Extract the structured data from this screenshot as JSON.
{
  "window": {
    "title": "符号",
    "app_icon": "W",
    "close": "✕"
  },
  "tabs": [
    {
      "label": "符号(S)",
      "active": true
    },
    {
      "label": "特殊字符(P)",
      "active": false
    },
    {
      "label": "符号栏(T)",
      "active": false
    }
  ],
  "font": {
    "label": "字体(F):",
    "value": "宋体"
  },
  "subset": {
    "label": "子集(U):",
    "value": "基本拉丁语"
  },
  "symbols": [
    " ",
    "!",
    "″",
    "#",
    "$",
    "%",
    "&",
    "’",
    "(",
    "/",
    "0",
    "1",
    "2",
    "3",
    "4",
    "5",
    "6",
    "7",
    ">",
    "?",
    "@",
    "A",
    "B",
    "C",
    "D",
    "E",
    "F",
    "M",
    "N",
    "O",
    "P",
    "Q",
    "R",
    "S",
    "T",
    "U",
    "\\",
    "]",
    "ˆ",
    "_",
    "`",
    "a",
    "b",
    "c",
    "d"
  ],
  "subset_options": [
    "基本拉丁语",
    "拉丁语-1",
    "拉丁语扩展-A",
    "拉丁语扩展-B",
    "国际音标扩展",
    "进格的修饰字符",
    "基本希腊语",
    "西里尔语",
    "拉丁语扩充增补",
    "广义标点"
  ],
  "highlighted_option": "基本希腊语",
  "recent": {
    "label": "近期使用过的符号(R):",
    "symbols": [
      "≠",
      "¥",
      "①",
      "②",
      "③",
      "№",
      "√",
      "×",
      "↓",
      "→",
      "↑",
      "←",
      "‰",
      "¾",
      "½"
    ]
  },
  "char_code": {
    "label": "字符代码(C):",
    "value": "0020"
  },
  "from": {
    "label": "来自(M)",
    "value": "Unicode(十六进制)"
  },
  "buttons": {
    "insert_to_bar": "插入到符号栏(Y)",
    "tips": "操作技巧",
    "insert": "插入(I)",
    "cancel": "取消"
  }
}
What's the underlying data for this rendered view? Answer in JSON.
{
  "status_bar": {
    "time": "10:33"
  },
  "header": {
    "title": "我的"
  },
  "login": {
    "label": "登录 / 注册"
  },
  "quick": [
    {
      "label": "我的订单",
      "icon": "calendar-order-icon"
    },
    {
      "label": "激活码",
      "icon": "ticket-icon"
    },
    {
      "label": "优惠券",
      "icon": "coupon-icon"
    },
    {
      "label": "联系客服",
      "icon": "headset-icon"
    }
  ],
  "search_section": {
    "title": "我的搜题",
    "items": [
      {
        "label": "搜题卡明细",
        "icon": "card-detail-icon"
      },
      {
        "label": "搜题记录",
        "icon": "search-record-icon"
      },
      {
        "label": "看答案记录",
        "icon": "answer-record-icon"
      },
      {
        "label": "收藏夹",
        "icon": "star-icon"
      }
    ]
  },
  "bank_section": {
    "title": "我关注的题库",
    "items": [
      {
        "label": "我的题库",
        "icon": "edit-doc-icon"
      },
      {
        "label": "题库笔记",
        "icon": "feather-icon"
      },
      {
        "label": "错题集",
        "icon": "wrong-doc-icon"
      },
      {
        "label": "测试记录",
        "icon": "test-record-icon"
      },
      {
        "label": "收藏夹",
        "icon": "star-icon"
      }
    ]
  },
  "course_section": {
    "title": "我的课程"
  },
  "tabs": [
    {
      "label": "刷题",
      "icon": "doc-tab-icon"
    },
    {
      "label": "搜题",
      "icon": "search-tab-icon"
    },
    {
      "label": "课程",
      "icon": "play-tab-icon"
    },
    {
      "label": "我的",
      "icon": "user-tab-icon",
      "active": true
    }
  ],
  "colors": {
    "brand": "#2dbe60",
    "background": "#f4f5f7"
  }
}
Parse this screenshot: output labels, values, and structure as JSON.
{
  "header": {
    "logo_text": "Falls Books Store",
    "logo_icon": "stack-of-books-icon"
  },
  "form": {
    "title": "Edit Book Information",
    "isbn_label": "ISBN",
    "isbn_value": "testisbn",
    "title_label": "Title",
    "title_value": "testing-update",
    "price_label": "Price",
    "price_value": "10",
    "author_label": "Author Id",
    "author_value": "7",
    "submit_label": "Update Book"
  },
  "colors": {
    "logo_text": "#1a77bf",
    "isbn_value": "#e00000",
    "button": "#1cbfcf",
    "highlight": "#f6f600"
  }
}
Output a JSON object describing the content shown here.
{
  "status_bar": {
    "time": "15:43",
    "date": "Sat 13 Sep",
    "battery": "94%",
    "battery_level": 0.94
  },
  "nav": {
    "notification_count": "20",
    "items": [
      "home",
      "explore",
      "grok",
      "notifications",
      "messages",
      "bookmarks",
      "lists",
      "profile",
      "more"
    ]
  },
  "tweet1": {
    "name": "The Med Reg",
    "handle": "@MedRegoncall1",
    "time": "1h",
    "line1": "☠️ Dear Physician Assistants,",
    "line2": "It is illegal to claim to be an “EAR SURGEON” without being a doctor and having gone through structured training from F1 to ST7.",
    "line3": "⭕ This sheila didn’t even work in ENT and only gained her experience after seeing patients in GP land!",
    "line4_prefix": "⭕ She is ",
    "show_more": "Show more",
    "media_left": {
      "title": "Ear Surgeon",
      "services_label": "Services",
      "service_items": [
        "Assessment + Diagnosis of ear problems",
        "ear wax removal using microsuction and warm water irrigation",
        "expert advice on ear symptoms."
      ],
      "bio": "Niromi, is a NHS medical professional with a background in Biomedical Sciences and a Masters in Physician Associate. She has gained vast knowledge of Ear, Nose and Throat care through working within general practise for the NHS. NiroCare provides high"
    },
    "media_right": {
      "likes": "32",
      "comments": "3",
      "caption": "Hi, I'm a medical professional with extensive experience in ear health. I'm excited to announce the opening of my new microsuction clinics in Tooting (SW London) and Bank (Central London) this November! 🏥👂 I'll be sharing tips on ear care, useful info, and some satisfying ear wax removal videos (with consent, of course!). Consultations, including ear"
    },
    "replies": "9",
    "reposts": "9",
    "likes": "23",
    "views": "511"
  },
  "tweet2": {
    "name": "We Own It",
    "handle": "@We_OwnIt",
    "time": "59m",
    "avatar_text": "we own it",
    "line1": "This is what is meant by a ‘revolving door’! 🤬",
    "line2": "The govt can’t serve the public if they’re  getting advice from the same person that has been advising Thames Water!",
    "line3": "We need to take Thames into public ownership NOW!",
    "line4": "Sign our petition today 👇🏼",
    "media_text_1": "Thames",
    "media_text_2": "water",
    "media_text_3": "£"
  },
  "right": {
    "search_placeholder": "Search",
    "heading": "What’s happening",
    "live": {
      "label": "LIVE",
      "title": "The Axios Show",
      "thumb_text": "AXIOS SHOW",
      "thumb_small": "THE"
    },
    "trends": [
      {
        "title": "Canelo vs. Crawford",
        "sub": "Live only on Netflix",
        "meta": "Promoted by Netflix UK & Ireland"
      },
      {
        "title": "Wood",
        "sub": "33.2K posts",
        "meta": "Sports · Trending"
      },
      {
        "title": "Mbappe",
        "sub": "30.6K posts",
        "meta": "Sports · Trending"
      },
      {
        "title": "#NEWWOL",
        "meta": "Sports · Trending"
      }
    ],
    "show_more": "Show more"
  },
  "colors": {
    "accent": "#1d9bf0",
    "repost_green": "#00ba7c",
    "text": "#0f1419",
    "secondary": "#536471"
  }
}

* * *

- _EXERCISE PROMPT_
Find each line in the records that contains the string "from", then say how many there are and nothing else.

- _RESPONSE BOX_
4